We are living in a tech-savvy decade, where smartphones are now a part of society, talking to “Alexa” in finding a solution, drones capturing photos from an aerial view, and much more!
Currently, marketers are able to receive a demographic and a psychographic based on cell-towers, global satellites, and empirical data. Now, innovators are working to collect marketing behavior by the things you touch, including FitBits, Google Glasses, even your stove, and refrigerators!
This newsletter will dive into how marketers will be able to measure demographics and marketing behavior through new tools and how “The Internet of Things” is the next revolution in the relationship between brands and consumers.
What is “The Internet of Things?”
Marketing professionals are able to study relationships between a brand and a consumer. Currently, we can study these behaviors by studying keywords customers are using through search engines, what web pages they are visiting, and which emails they are clicking.
Each year, technology develops further into how buyers personalize with a brand. Consumers will want to personalize their experience where interactions and easy and meaningful to them.
There are an estimated 1.9 billion connected devices today and will grow to 9 billion by next year. Experts believe that there will be more connected devices than users by 2020.
With the Internet of Things growing, companies will be able to collect consumer data and determine the appropriate communication channels that are most effective with each customer.
How Businesses Utilize the IoT’s
Some businesses today are starting the revolution of the Internet of Things. Amazon is taking flight with “Alexa” and Google “Home” is jumping onboard as well.
How does the IoT utilize and impact a business?
Here’s how –
- Data – Businesses will have access to more data than before. Consumers can now interact in new ways with the IoT’s. Smart devices will track and record patterns of consumer behavior. Organizations can learn more from buyers, making intelligent product recommendations and customizing searches in new, innovative ways.
- Inventory Tracking and Management – If you are a business that relies on warehousing, manufacturing, or storage, you probably use remote scanners to keep track of your inventory. In the future of the IoT’s, smart devices should be able to keep tabs on inventory changes completely automatically.

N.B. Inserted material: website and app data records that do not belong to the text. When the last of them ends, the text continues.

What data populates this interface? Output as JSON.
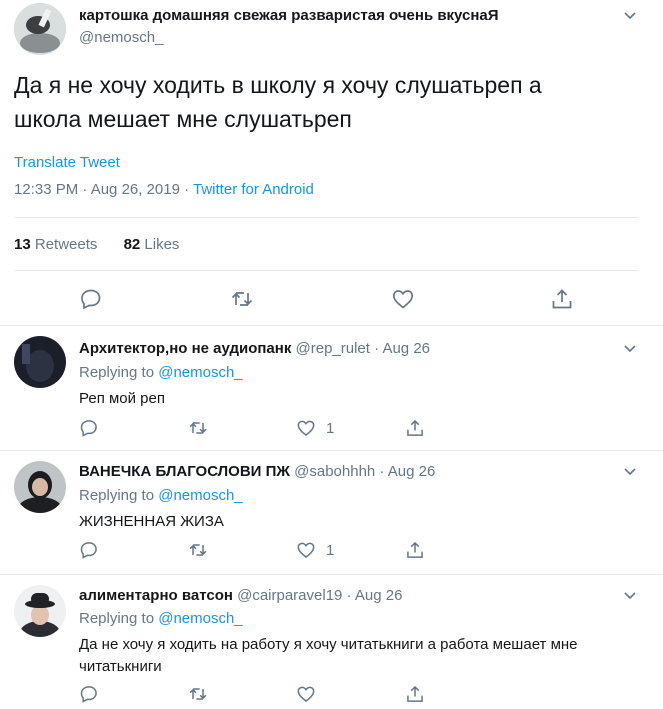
{
  "main_tweet": {
    "display_name": "картошка домашняя свежая разваристая очень вкуснаЯ",
    "handle": "@nemosch_",
    "text_line1": "Да я не хочу ходить в школу я хочу слушатьреп а",
    "text_line2": "школа мешает мне слушатьреп",
    "translate": "Translate Tweet",
    "time": "12:33 PM · Aug 26, 2019 · ",
    "source": "Twitter for Android",
    "retweets_count": "13",
    "retweets_label": " Retweets",
    "likes_count": "82",
    "likes_label": " Likes"
  },
  "replies": [
    {
      "display_name": "Архитектор,но не аудиопанк",
      "handle": "@rep_rulet",
      "date": " · Aug 26",
      "replying_label": "Replying to ",
      "replying_handle": "@nemosch_",
      "text_line1": "Реп мой реп",
      "text_line2": "",
      "like_count": "1"
    },
    {
      "display_name": "ВАНЕЧКА БЛАГОСЛОВИ ПЖ",
      "handle": "@sabohhhh",
      "date": " · Aug 26",
      "replying_label": "Replying to ",
      "replying_handle": "@nemosch_",
      "text_line1": "ЖИЗНЕННАЯ ЖИЗА",
      "text_line2": "",
      "like_count": "1"
    },
    {
      "display_name": "алиментарно ватсон",
      "handle": "@cairparavel19",
      "date": " · Aug 26",
      "replying_label": "Replying to ",
      "replying_handle": "@nemosch_",
      "text_line1": "Да не хочу я ходить на работу я хочу читатькниги а работа мешает мне",
      "text_line2": "читатькниги",
      "like_count": ""
    }
  ],
  "icons": [
    "reply-icon",
    "retweet-icon",
    "like-icon",
    "share-icon",
    "chevron-down-icon"
  ],
  "colors": {
    "link": "#1b95e0",
    "muted": "#657786",
    "divider": "#e6ecf0"
  }
}
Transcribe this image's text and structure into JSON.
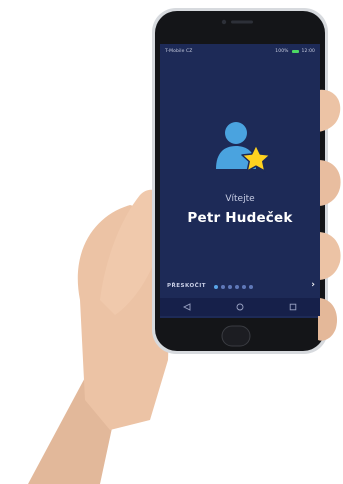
{
  "statusbar": {
    "left": "T-Mobile CZ",
    "right": "100%",
    "time": "12:00"
  },
  "welcome": {
    "title": "Vítejte",
    "user_name": "Petr Hudeček"
  },
  "onboarding": {
    "skip_label": "PŘESKOČIT",
    "next_label": "›",
    "pages": 6,
    "active_page": 1
  },
  "navbar": {
    "items": [
      "back-icon",
      "home-icon",
      "recents-icon"
    ]
  },
  "colors": {
    "screen_bg": "#1d2a57",
    "person_icon": "#4aa3df",
    "star_icon": "#ffd21f",
    "active_dot": "#5aa5e8"
  }
}
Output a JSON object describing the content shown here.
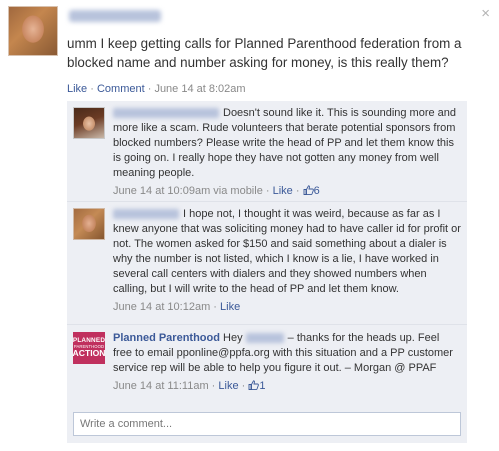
{
  "close_label": "×",
  "post": {
    "text": "umm I keep getting calls for Planned Parenthood federation from a blocked name and number asking for money, is this really them?",
    "actions": {
      "like": "Like",
      "comment": "Comment",
      "sep": " · ",
      "timestamp": "June 14 at 8:02am"
    }
  },
  "comments": [
    {
      "text": "Doesn't sound like it. This is sounding more and more like a scam. Rude volunteers that berate potential sponsors from blocked numbers? Please write the head of PP and let them know this is going on. I really hope they have not gotten any money from well meaning people.",
      "time": "June 14 at 10:09am via mobile",
      "like": "Like",
      "likes": "6",
      "thumb_icon": "thumbs-up-icon"
    },
    {
      "text": "I hope not, I thought it was weird, because as far as I knew anyone that was soliciting money had to have caller id for profit or not. The women asked for $150 and said something about a dialer is why the number is not listed, which I know is a lie, I have worked in several call centers with dialers and they showed numbers when calling, but I will write to the head of PP and let them know.",
      "time": "June 14 at 10:12am",
      "like": "Like"
    },
    {
      "author": "Planned Parenthood",
      "logo": {
        "line1": "PLANNED",
        "line2": "PARENTHOOD",
        "line3": "ACTION"
      },
      "text_before": "Hey",
      "text_after": "– thanks for the heads up. Feel free to email pponline@ppfa.org with this situation and a PP customer service rep will be able to help you figure it out. – Morgan @ PPAF",
      "time": "June 14 at 11:11am",
      "like": "Like",
      "likes": "1",
      "thumb_icon": "thumbs-up-icon"
    }
  ],
  "comment_input": {
    "placeholder": "Write a comment..."
  },
  "colors": {
    "link": "#3b5998",
    "meta": "#898989",
    "comment_bg": "#edeff4",
    "pp_brand": "#c0305e"
  }
}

- Speed & Accessibility – Since consumers will access new forms of research and purchasing, the buying cycle will diminish in length. Buyers will be able to find and order exactly the product they are looking for and the demand for delivery will be faster.

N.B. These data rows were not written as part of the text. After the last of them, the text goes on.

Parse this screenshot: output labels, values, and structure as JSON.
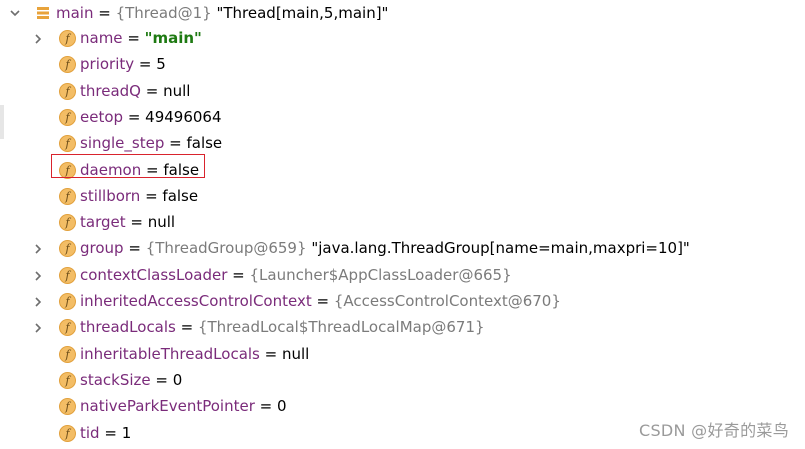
{
  "root": {
    "name": "main",
    "equals": " = ",
    "ref": "{Thread@1}",
    "value": "\"Thread[main,5,main]\""
  },
  "fields": [
    {
      "name": "name",
      "equals": " = ",
      "value": "\"main\"",
      "value_kind": "string",
      "expandable": true
    },
    {
      "name": "priority",
      "equals": " = ",
      "value": "5",
      "value_kind": "plain",
      "expandable": false
    },
    {
      "name": "threadQ",
      "equals": " = ",
      "value": "null",
      "value_kind": "plain",
      "expandable": false
    },
    {
      "name": "eetop",
      "equals": " = ",
      "value": "49496064",
      "value_kind": "plain",
      "expandable": false
    },
    {
      "name": "single_step",
      "equals": " = ",
      "value": "false",
      "value_kind": "plain",
      "expandable": false
    },
    {
      "name": "daemon",
      "equals": " = ",
      "value": "false",
      "value_kind": "plain",
      "expandable": false,
      "highlighted": true
    },
    {
      "name": "stillborn",
      "equals": " = ",
      "value": "false",
      "value_kind": "plain",
      "expandable": false
    },
    {
      "name": "target",
      "equals": " = ",
      "value": "null",
      "value_kind": "plain",
      "expandable": false
    },
    {
      "name": "group",
      "equals": " = ",
      "ref": "{ThreadGroup@659}",
      "value": "\"java.lang.ThreadGroup[name=main,maxpri=10]\"",
      "value_kind": "ref+plain",
      "expandable": true
    },
    {
      "name": "contextClassLoader",
      "equals": " = ",
      "ref": "{Launcher$AppClassLoader@665}",
      "value_kind": "ref",
      "expandable": true
    },
    {
      "name": "inheritedAccessControlContext",
      "equals": " = ",
      "ref": "{AccessControlContext@670}",
      "value_kind": "ref",
      "expandable": true
    },
    {
      "name": "threadLocals",
      "equals": " = ",
      "ref": "{ThreadLocal$ThreadLocalMap@671}",
      "value_kind": "ref",
      "expandable": true
    },
    {
      "name": "inheritableThreadLocals",
      "equals": " = ",
      "value": "null",
      "value_kind": "plain",
      "expandable": false
    },
    {
      "name": "stackSize",
      "equals": " = ",
      "value": "0",
      "value_kind": "plain",
      "expandable": false
    },
    {
      "name": "nativeParkEventPointer",
      "equals": " = ",
      "value": "0",
      "value_kind": "plain",
      "expandable": false
    },
    {
      "name": "tid",
      "equals": " = ",
      "value": "1",
      "value_kind": "plain",
      "expandable": false
    }
  ],
  "field_badge_letter": "f",
  "watermark": "CSDN @好奇的菜鸟",
  "colors": {
    "field_name": "#7a2b7a",
    "ref": "#7b7b7b",
    "string": "#1e7a12",
    "badge": "#f3bd65",
    "highlight": "#d9232d"
  }
}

- Efficiency and Productivity – Businesses will get more done in less time. The latest and greatest IoT developments will likely allow managers and workers to accomplish large-scale tasks faster and with greater precision, including data analysis and management.
- New Consumer Needs – Buyers want things they didn’t know they wanted before, and they’ll expect more out of every new purchase they make. Consumers will also demand more integration, more efficient tools, and accessories that make their new smart home-enabled lives smoother and more efficient.

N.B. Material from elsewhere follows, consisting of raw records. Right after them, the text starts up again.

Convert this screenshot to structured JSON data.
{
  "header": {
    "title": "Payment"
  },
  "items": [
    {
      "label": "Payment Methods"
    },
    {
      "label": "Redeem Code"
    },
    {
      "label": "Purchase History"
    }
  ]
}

- New Staffing Needs – You’ll need experts in IoT technology if you’re going to be successful in integrating these devices into your current procedures, and data analysts if you want to make the best use of the data. These are highly skilled positions but will serve to ensure you get the most out of your new investments.
Source – DeMers, J. (2017, January 11). 7 Ways The Internet Of Things Will Change Businesses In 2017. Retrieved from https://www.forbes.com/sites/jaysondemers/2017/01/11/7-ways-the-internet-of-things-will-change-businesses-in-2017/2/#391ee37f1ab0
Wearable Devices and Smart Appliances
The Internet of Things is quickly adapting to today’s modern technology.
Let’s look at the learning thermostat, Nest. By connecting a thermostat with any laptop, tablet or phone, the Nest learning thermostat can help program straight from the WiFi-enabled device. And to protect information on the cloud, Nest uses a 128-key encryption system, blending security with customer experience.
Another IoT example would be the Fitbit. These wearable devices track your physical activities, including steps walked, sleep quality, stairs climbed, and more.
With these type of devices, marketing professionals can analyze how consumers behave. When a buyer is acting upon the device, it is integrated into data and then processed for analysis.
The IoT’s era is just beginning to expand. Stoves, Televisions, Kindles, and Car’s will soon be collecting consumer data by how they interact with a certain product through the internet.